B.C. (Buck Colbert) Franklin was an attorney, a rancher, a newspaper publisher, a postmaster general and a writer, but he is most notably known for his work defending the survivors of the 1921 Tulsa Race Massacre.
Franklin was born May 6, 1879 in Homer, Chickasaw Nation, Indian Territory to David and Millie Franklin. He attended Dawes Academy in Berwyn and Roger Williams University in Nashville, Tennessee. There he met classmate Mollie Parker and they both studied with their mentor, John Hope, for whom they would name their second son.
He followed John Hope to Atlanta Baptist College, which we now know as Morehouse College, where he graduated in 1903. Franklin and Mollie married that year and had four children. They taught and farmed in Springer and Ardmore. From 1904-1907 B.C. apprenticed with Black lawyers in Ardmore and studied the law by correspondence with the Sprague School of Law in Detroit.
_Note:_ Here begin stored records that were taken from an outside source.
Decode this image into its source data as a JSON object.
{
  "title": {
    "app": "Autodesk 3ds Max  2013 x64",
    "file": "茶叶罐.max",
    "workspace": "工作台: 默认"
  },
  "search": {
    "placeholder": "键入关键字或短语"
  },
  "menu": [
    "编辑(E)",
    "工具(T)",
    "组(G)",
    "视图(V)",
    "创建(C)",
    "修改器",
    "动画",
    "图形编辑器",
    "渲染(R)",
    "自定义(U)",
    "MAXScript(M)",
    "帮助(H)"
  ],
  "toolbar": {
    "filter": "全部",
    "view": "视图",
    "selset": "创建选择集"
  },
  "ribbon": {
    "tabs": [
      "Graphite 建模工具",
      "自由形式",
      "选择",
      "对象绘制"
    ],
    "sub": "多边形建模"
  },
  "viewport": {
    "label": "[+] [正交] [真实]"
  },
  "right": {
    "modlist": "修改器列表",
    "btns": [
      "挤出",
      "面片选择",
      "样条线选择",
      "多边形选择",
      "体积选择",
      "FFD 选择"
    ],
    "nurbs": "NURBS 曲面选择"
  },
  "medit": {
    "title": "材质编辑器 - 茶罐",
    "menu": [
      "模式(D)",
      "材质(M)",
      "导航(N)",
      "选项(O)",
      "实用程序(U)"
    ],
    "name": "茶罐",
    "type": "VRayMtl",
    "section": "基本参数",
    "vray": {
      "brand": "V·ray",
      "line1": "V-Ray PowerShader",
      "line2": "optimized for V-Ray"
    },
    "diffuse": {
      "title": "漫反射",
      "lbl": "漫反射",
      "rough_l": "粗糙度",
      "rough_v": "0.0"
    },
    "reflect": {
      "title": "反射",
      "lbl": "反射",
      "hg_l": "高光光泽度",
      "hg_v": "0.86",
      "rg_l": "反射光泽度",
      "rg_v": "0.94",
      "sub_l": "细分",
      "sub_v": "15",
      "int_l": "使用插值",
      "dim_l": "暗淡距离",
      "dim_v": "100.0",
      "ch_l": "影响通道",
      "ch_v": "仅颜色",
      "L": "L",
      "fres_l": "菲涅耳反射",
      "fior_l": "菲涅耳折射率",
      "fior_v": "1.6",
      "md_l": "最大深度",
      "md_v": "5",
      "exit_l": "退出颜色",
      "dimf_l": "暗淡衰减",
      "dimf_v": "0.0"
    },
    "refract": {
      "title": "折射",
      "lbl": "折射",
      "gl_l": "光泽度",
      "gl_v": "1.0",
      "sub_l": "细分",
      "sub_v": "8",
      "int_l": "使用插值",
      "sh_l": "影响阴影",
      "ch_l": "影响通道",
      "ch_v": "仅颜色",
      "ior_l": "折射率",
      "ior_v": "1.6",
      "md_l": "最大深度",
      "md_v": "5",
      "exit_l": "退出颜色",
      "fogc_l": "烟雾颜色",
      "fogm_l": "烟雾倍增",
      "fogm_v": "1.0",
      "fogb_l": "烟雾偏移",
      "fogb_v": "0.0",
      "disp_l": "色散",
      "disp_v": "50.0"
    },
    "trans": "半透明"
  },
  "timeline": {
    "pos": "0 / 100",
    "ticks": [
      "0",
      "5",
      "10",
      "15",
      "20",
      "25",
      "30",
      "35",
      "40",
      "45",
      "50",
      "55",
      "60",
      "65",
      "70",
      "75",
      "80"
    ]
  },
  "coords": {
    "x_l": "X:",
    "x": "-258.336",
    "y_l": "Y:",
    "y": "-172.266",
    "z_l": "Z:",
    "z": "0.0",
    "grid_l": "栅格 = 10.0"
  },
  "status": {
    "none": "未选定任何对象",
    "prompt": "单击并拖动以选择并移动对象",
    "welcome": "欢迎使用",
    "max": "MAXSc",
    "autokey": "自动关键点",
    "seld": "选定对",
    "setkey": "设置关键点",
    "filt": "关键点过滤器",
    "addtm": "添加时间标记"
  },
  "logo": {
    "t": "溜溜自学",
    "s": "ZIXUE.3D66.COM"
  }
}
After scoring second highest, he was admitted to the Oklahoma Bar in December 1907. He practiced law in Ardmore and Rentiesville before moving to Tulsa in early 1921. Franklin established his law practice with I.H. Spears and T.O. Chappelle on Greenwood Avenue.
Franklin survived the 1921 Race Massacre and was interned for several days in Convention Hall, more recently known as the Brady Theater. Following the destruction, he set up a tent in the Greenwood District and began working to defend the rights of massacre victims.
With the passage of a new fire ordinance, the Tulsa City Commission effectively prevented Greenwood residents from re-building. Franklin brought the City of Tulsa and Mayor T.D. Evans to trial, and ultimately won the case, allowing the reconstruction of the Greenwood community. Though efforts were made, Franklin and I. H. Spears unsuccessfully processed the insurance claims of Greenwood’s businesses and homeowners.
Franklin was an engaged member of his community, writing commentary in the papers, and a member of Christ Temple CME. He practiced law in Greenwood until his passing in 1960.
Franklin’s autobiography, My Life and an Era: The Autobiography of Buck Colbert Franklin, was finalized and published after his death by his son, John Hope Franklin, and grandson, John Whittington Franklin.